:: What to produce ::
Repeat what the lines below say, word for word, and skip every image.

:: Data about app and page elements ::

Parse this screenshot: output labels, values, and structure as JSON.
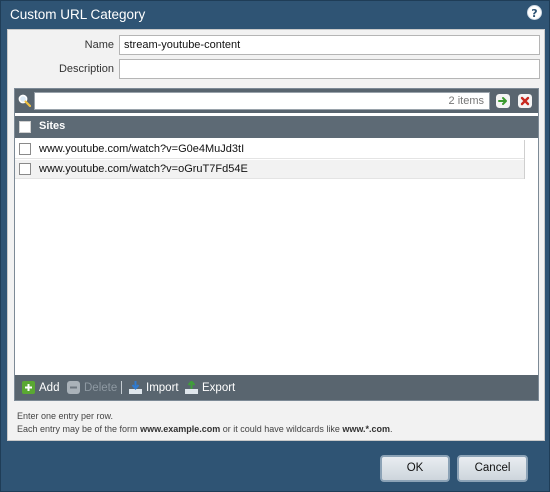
{
  "dialog": {
    "title": "Custom URL Category",
    "help_glyph": "?"
  },
  "form": {
    "name_label": "Name",
    "name_value": "stream-youtube-content",
    "description_label": "Description",
    "description_value": ""
  },
  "grid": {
    "search_value": "",
    "items_count": "2 items",
    "column_header": "Sites",
    "rows": [
      {
        "site": "www.youtube.com/watch?v=G0e4MuJd3tI",
        "checked": false
      },
      {
        "site": "www.youtube.com/watch?v=oGruT7Fd54E",
        "checked": false
      }
    ]
  },
  "toolbar": {
    "add_label": "Add",
    "delete_label": "Delete",
    "import_label": "Import",
    "export_label": "Export"
  },
  "hints": {
    "line1": "Enter one entry per row.",
    "line2_prefix": "Each entry may be of the form ",
    "line2_example": "www.example.com",
    "line2_middle": " or it could have wildcards like ",
    "line2_wildcard": "www.*.com",
    "line2_suffix": "."
  },
  "footer": {
    "ok_label": "OK",
    "cancel_label": "Cancel"
  },
  "colors": {
    "frame": "#2f5474",
    "grid_header": "#5d6a75",
    "toolbar": "#59656f",
    "add_green": "#5aa832",
    "export_green": "#3f9e3a"
  }
}
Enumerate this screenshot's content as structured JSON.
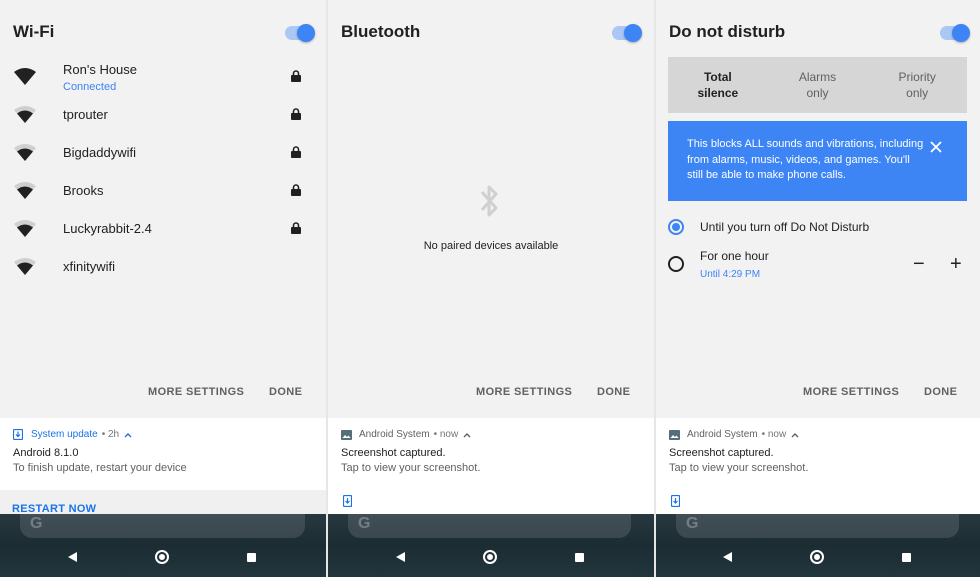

:: Expected answer ::
Parse this screenshot: output labels, values, and structure as JSON.
{
  "dialog": {
    "title": "Custom URL Category",
    "help_glyph": "?"
  },
  "form": {
    "name_label": "Name",
    "name_value": "stream-youtube-content",
    "description_label": "Description",
    "description_value": ""
  },
  "grid": {
    "search_value": "",
    "items_count": "2 items",
    "column_header": "Sites",
    "rows": [
      {
        "site": "www.youtube.com/watch?v=G0e4MuJd3tI",
        "checked": false
      },
      {
        "site": "www.youtube.com/watch?v=oGruT7Fd54E",
        "checked": false
      }
    ]
  },
  "toolbar": {
    "add_label": "Add",
    "delete_label": "Delete",
    "import_label": "Import",
    "export_label": "Export"
  },
  "hints": {
    "line1": "Enter one entry per row.",
    "line2_prefix": "Each entry may be of the form ",
    "line2_example": "www.example.com",
    "line2_middle": " or it could have wildcards like ",
    "line2_wildcard": "www.*.com",
    "line2_suffix": "."
  },
  "footer": {
    "ok_label": "OK",
    "cancel_label": "Cancel"
  },
  "colors": {
    "frame": "#2f5474",
    "grid_header": "#5d6a75",
    "toolbar": "#59656f",
    "add_green": "#5aa832",
    "export_green": "#3f9e3a"
  }
}
Enumerate this screenshot's content as structured JSON.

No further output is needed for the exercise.